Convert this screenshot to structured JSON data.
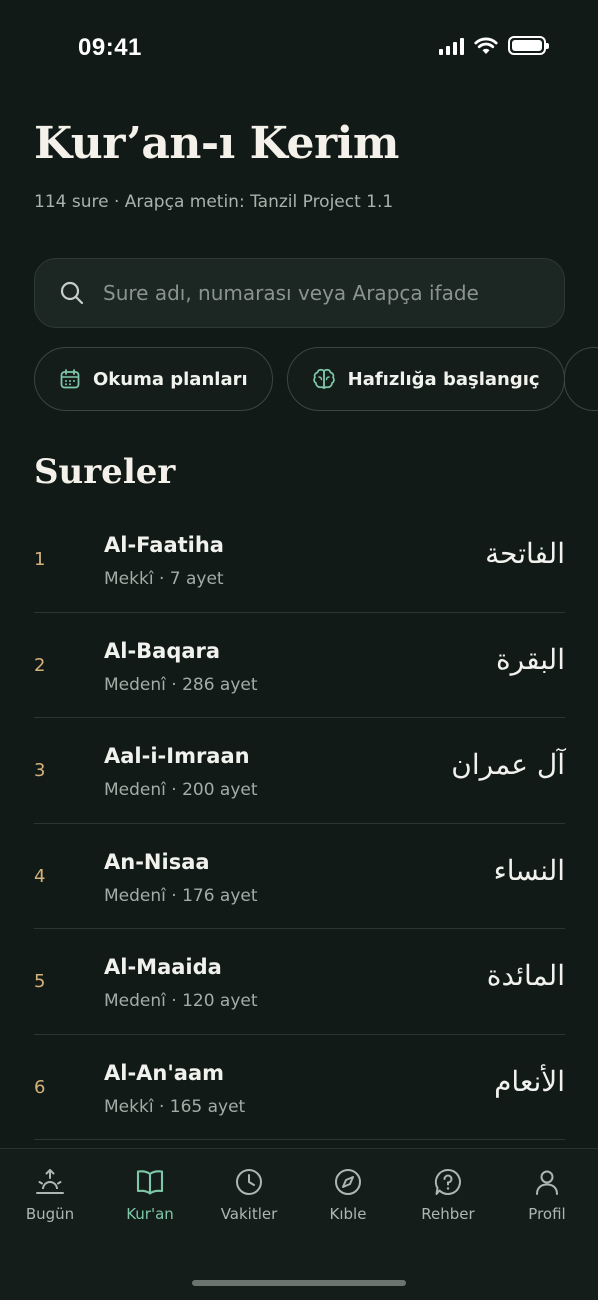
{
  "status": {
    "time": "09:41"
  },
  "header": {
    "title": "Kur’an-ı Kerim",
    "subtitle": "114 sure · Arapça metin: Tanzil Project 1.1"
  },
  "search": {
    "placeholder": "Sure adı, numarası veya Arapça ifade",
    "value": ""
  },
  "chips": [
    {
      "label": "Okuma planları",
      "icon": "calendar-icon"
    },
    {
      "label": "Hafızlığa başlangıç",
      "icon": "brain-icon"
    }
  ],
  "section": {
    "title": "Sureler"
  },
  "surahs": [
    {
      "number": "1",
      "name": "Al-Faatiha",
      "meta": "Mekkî · 7 ayet",
      "arabic": "الفاتحة"
    },
    {
      "number": "2",
      "name": "Al-Baqara",
      "meta": "Medenî · 286 ayet",
      "arabic": "البقرة"
    },
    {
      "number": "3",
      "name": "Aal-i-Imraan",
      "meta": "Medenî · 200 ayet",
      "arabic": "آل عمران"
    },
    {
      "number": "4",
      "name": "An-Nisaa",
      "meta": "Medenî · 176 ayet",
      "arabic": "النساء"
    },
    {
      "number": "5",
      "name": "Al-Maaida",
      "meta": "Medenî · 120 ayet",
      "arabic": "المائدة"
    },
    {
      "number": "6",
      "name": "Al-An'aam",
      "meta": "Mekkî · 165 ayet",
      "arabic": "الأنعام"
    }
  ],
  "tabs": [
    {
      "label": "Bugün",
      "icon": "sunrise-icon",
      "active": false
    },
    {
      "label": "Kur'an",
      "icon": "book-icon",
      "active": true
    },
    {
      "label": "Vakitler",
      "icon": "clock-icon",
      "active": false
    },
    {
      "label": "Kıble",
      "icon": "compass-icon",
      "active": false
    },
    {
      "label": "Rehber",
      "icon": "help-icon",
      "active": false
    },
    {
      "label": "Profil",
      "icon": "user-icon",
      "active": false
    }
  ],
  "colors": {
    "background": "#121a17",
    "accent": "#7fc7a8",
    "number": "#d6b27a",
    "muted": "#a3aca7"
  }
}
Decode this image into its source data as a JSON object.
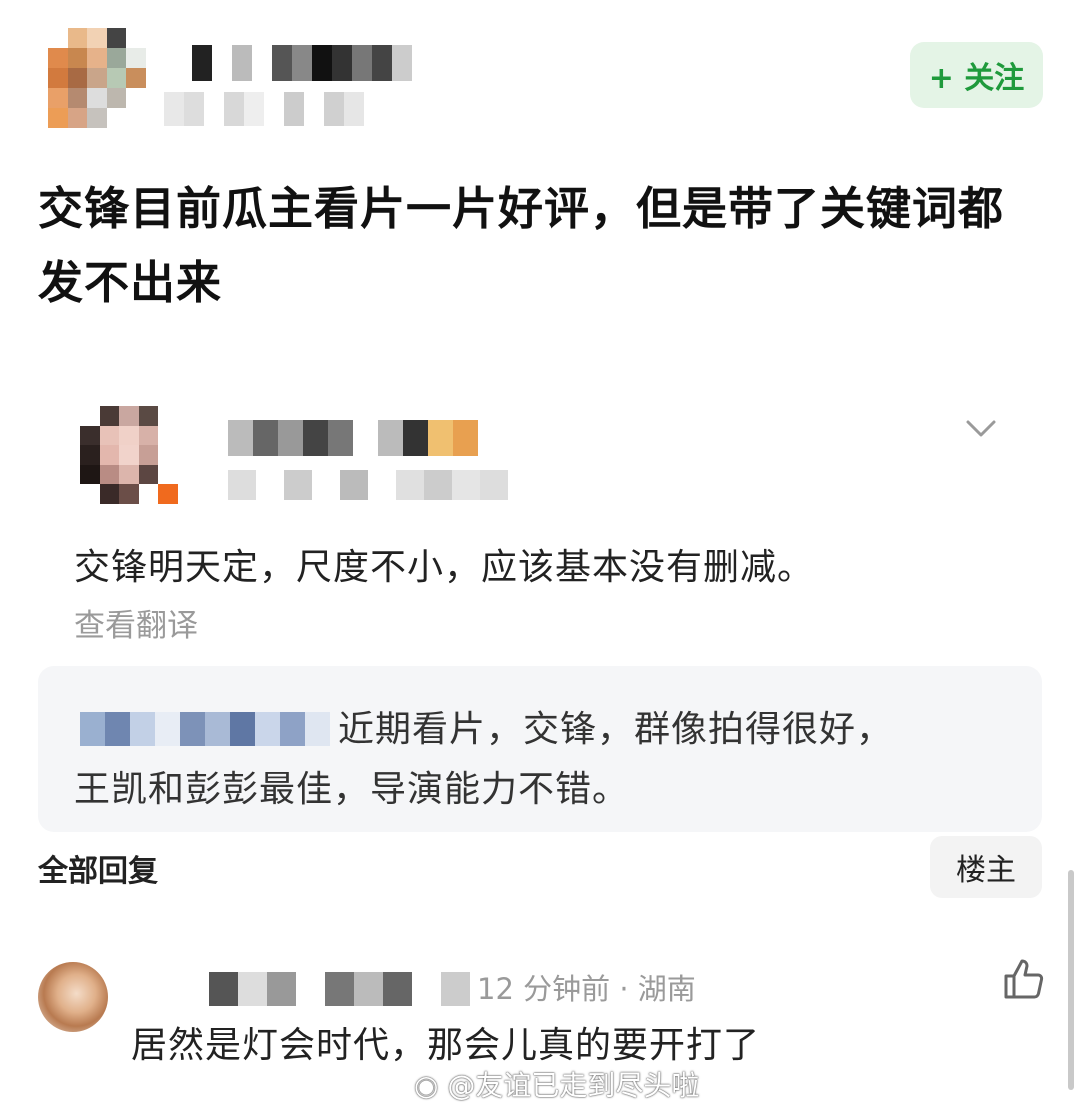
{
  "post": {
    "follow_label": "+ 关注",
    "title": "交锋目前瓜主看片一片好评，但是带了关键词都发不出来"
  },
  "reply": {
    "text": "交锋明天定，尺度不小，应该基本没有删减。",
    "translate_label": "查看翻译",
    "quote_line1": "近期看片，交锋，群像拍得很好，",
    "quote_line2": "王凯和彭彭最佳，导演能力不错。"
  },
  "replies_bar": {
    "all_replies_label": "全部回复",
    "op_label": "楼主"
  },
  "comment": {
    "meta": "12 分钟前 · 湖南",
    "text": "居然是灯会时代，那会儿真的要开打了"
  },
  "watermark": "@友谊已走到尽头啦",
  "colors": {
    "accent_green": "#1f9a3c",
    "follow_bg": "#e4f4e6",
    "quote_bg": "#f5f6f8",
    "muted_text": "#9a9a9a"
  },
  "icons": [
    "chevron-down-icon",
    "thumbs-up-icon",
    "weibo-icon"
  ]
}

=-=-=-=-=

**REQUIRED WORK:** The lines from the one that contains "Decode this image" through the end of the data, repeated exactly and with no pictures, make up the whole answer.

**COMPLETED EXERCISE:**
Decode this image into its source data as a JSON object.
{
  "post": {
    "follow_label": "+ 关注",
    "title": "交锋目前瓜主看片一片好评，但是带了关键词都发不出来"
  },
  "reply": {
    "text": "交锋明天定，尺度不小，应该基本没有删减。",
    "translate_label": "查看翻译",
    "quote_line1": "近期看片，交锋，群像拍得很好，",
    "quote_line2": "王凯和彭彭最佳，导演能力不错。"
  },
  "replies_bar": {
    "all_replies_label": "全部回复",
    "op_label": "楼主"
  },
  "comment": {
    "meta": "12 分钟前 · 湖南",
    "text": "居然是灯会时代，那会儿真的要开打了"
  },
  "watermark": "@友谊已走到尽头啦",
  "colors": {
    "accent_green": "#1f9a3c",
    "follow_bg": "#e4f4e6",
    "quote_bg": "#f5f6f8",
    "muted_text": "#9a9a9a"
  },
  "icons": [
    "chevron-down-icon",
    "thumbs-up-icon",
    "weibo-icon"
  ]
}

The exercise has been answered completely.